In a few days, you’ll see what you’ll be paying for. The shaved Adam’s apple; the . . . augmentation. And the removal.
The electric Hummer.
It is GM’s virtue-signaling plea for forgiveness. The bad ol’ GM wants you to forget all about those “gas guzzling” Hummers it made back in the early 2000s. It will now make a time-guzzling electric version of the same thing. Which is just as wasteful, by the way – but in a way that’s acceptable today.
But far more obnoxious.
Greta Thunberg is being played, big time. From Raúl Ilargi Meijer at theautomaticearth.com:
I have a lot of sympathy for young(er) people who are upset about what has happened, and still is happening, to the planet they were born on, during their lifetime and that of the generations before them. I have less sympathy for the “climate movement” even if those same young people thinnk it represents them, because it has grown too big and too diverse, and has come to rely (for no reason) too much on hype and exaggeration. Don’t feed your opponent or enemy.
The movement also has too little attention for what younger people themselves contribute to the descent into chaos. If you don’t start with yourself, how are you ever going to tell others what to do? How many phones and gadgets and cars do you have? Do your clothes also say Made in China? Personal question.
Naming one’s movement “Extinction Rebellion” strikes me as odd, because the movement appears to be, from what I can see, based almost exclusively on the deleterious effects of carbon emissions, though these have -at least so far- played just a small part in the actual extinction of -far too many- species, much less than the use of chemicals, the loss of forest, and land use in general, just to name some examples.
Ike’s famous “Military-Industrial Complex” was right as far as it went, but it’s become the military-industrial-intelligence-academia-media complex. From Eric Margolis at ericmargolis.com:
“In the councils of government, we must guard against the acquisition of unwarranted influence, whether sought or unsought, by the military-industrial complex. The potential for the disastrous rise of misplaced power exists, and will persist.

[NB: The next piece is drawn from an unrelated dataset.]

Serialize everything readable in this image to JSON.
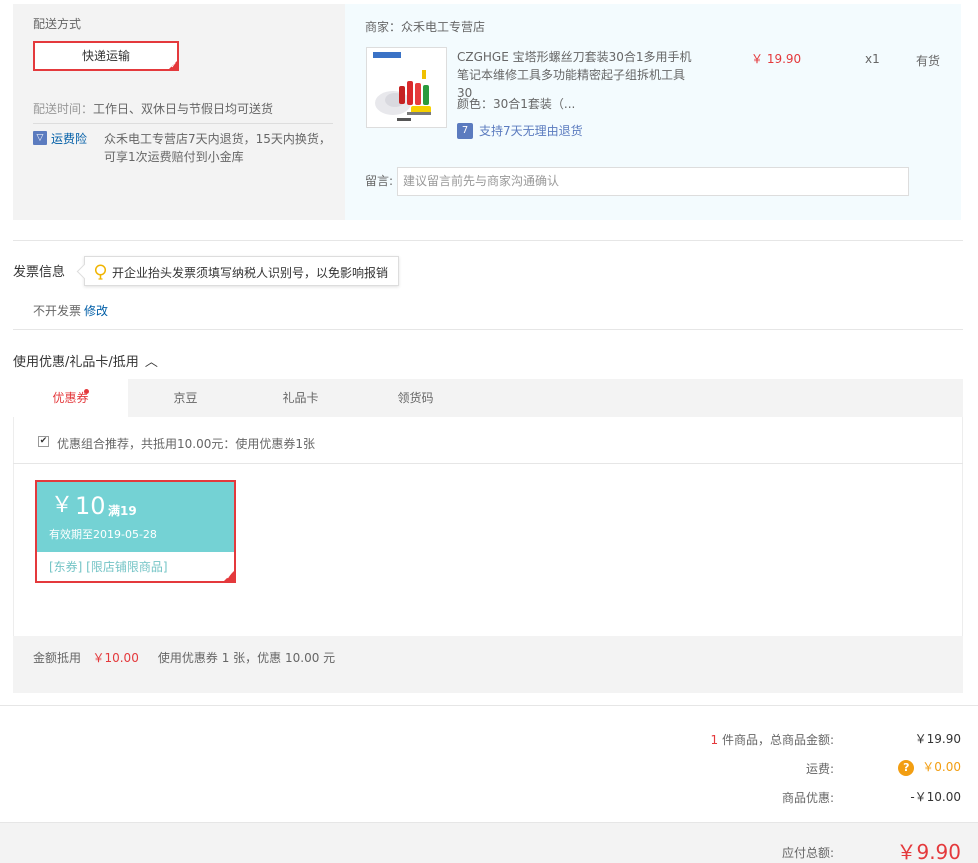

Now this conjunction of an immense military establishment and a large arms industry is new in the American experience. The total influence—economic, political, even spiritual—is felt in every city, every Statehouse, every office of the Federal government. We recognize the imperative need for this development. Yet, we must not fail to comprehend its grave implications. Our toil, resources, and livelihood are all involved. So is the very structure of our society.”

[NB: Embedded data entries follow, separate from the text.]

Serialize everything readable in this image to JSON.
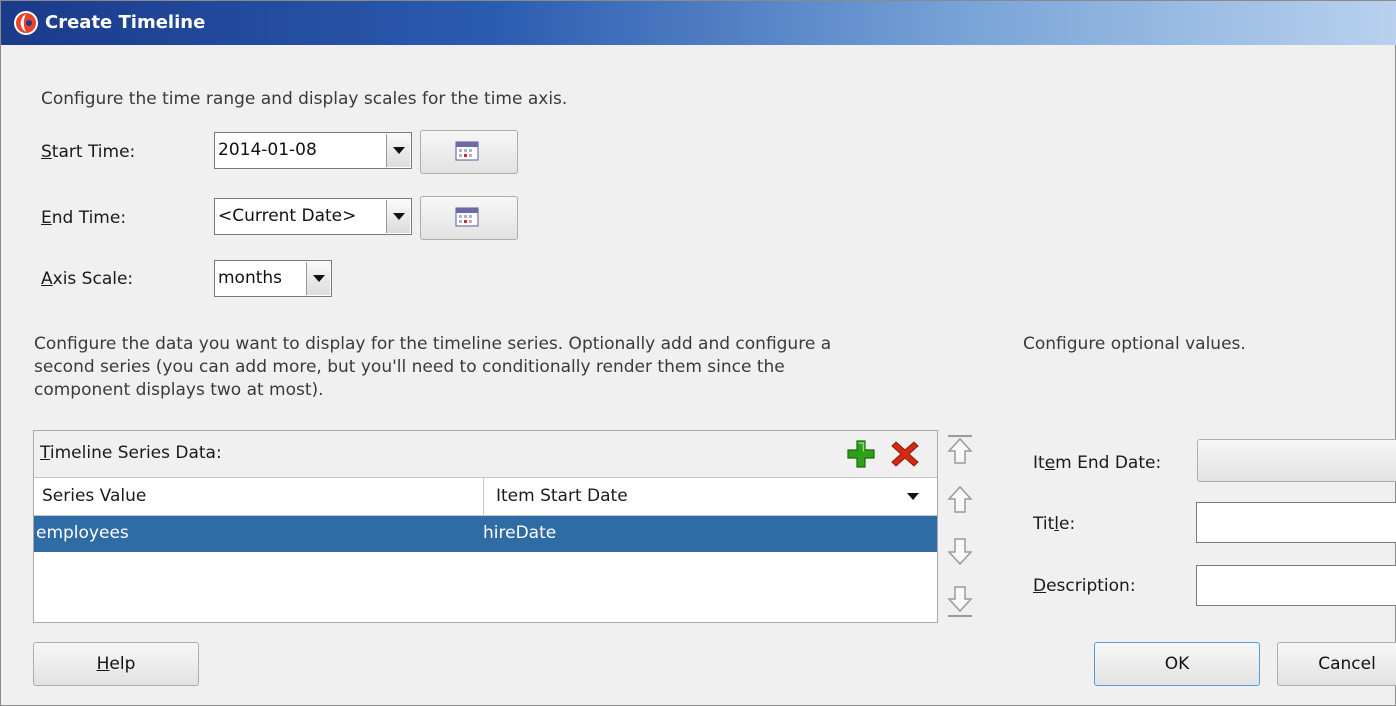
{
  "window": {
    "title": "Create Timeline"
  },
  "time_section": {
    "intro": "Configure the time range and display scales for the time axis.",
    "start_time": {
      "label_mnemonic": "S",
      "label_rest": "tart Time:",
      "value": "2014-01-08"
    },
    "end_time": {
      "label_mnemonic": "E",
      "label_rest": "nd Time:",
      "value": "<Current Date>"
    },
    "axis_scale": {
      "label_mnemonic": "A",
      "label_rest": "xis Scale:",
      "value": "months"
    }
  },
  "series_section": {
    "intro_line1": "Configure the data you want to display for the timeline series. Optionally add and configure a",
    "intro_line2": "second series (you can add more, but you'll need to conditionally render them since the",
    "intro_line3": "component displays two at most).",
    "table_label_mnemonic": "T",
    "table_label_rest": "imeline Series Data:",
    "columns": [
      "Series Value",
      "Item Start Date"
    ],
    "rows": [
      {
        "series_value": "employees",
        "item_start_date": "hireDate"
      }
    ]
  },
  "optional_section": {
    "intro": "Configure optional values.",
    "item_end_date": {
      "label_pre": "It",
      "label_mnemonic": "e",
      "label_rest": "m End Date:",
      "value": ""
    },
    "title": {
      "label_pre": "Tit",
      "label_mnemonic": "l",
      "label_rest": "e:",
      "value": ""
    },
    "description": {
      "label_mnemonic": "D",
      "label_rest": "escription:",
      "value": ""
    }
  },
  "buttons": {
    "help_mnemonic": "H",
    "help_rest": "elp",
    "ok": "OK",
    "cancel": "Cancel"
  },
  "icons": {
    "title": "app-logo-icon",
    "calendar": "calendar-icon",
    "add": "add-icon",
    "remove": "remove-icon",
    "move_top": "move-to-top-icon",
    "move_up": "move-up-icon",
    "move_down": "move-down-icon",
    "move_bottom": "move-to-bottom-icon"
  },
  "colors": {
    "selection": "#2f6ba5",
    "title_bar_start": "#1a3a8a",
    "title_bar_end": "#b9d1ee",
    "add_icon": "#2ea11a",
    "remove_icon": "#d42a0f"
  }
}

General Dwight D Eisenhower
Farewell address 1961
Congress just passed a near trillion dollar military budget at a time when the United States faces no evident state threats at home or abroad. Ike was right.
Illustrating Ike’s prescient warning, Brown University’s respected Watson Institute just released a major study which found that the so-called ‘wars on terror’ in Iraq, Afghanistan, Syria and Pakistan have cost US taxpayers $6.4 trillion since they began in 2001.
The extensive study found that over 800,000 people have died as a result of these military operations, a third of them civilians. An additional 21 million civilians have been displaced by US military operations. According to the Pentagon, these US wars have so far cost each American taxpayer $7,623 – and that’s a very conservative estimate.
Nobody knows just how much of China’s economic miracle was bought with a credit card. We may soon find out. From Brett Redmayne-Titley at watchingromeburn.uk:
In emulating the American economic raison d’etre,China has attempted to develop its unique capitalist model while ignoring that it too will soon suffer the same fate for the same reason: Unsustainable debt. When examining the recent realities of Chinese banking and finance over the past year it seems the steam that president Xi Jinping touts as powering the engine of his purported economic miracle of a master-planned economy is only a mirage, now almost completely evaporated before his eyes.
Like the many other similarly foolish western nations, China seeks only one path out of this fiscal death spiral, one that will likely spell doom and/or revolution in many countries soon: More debt.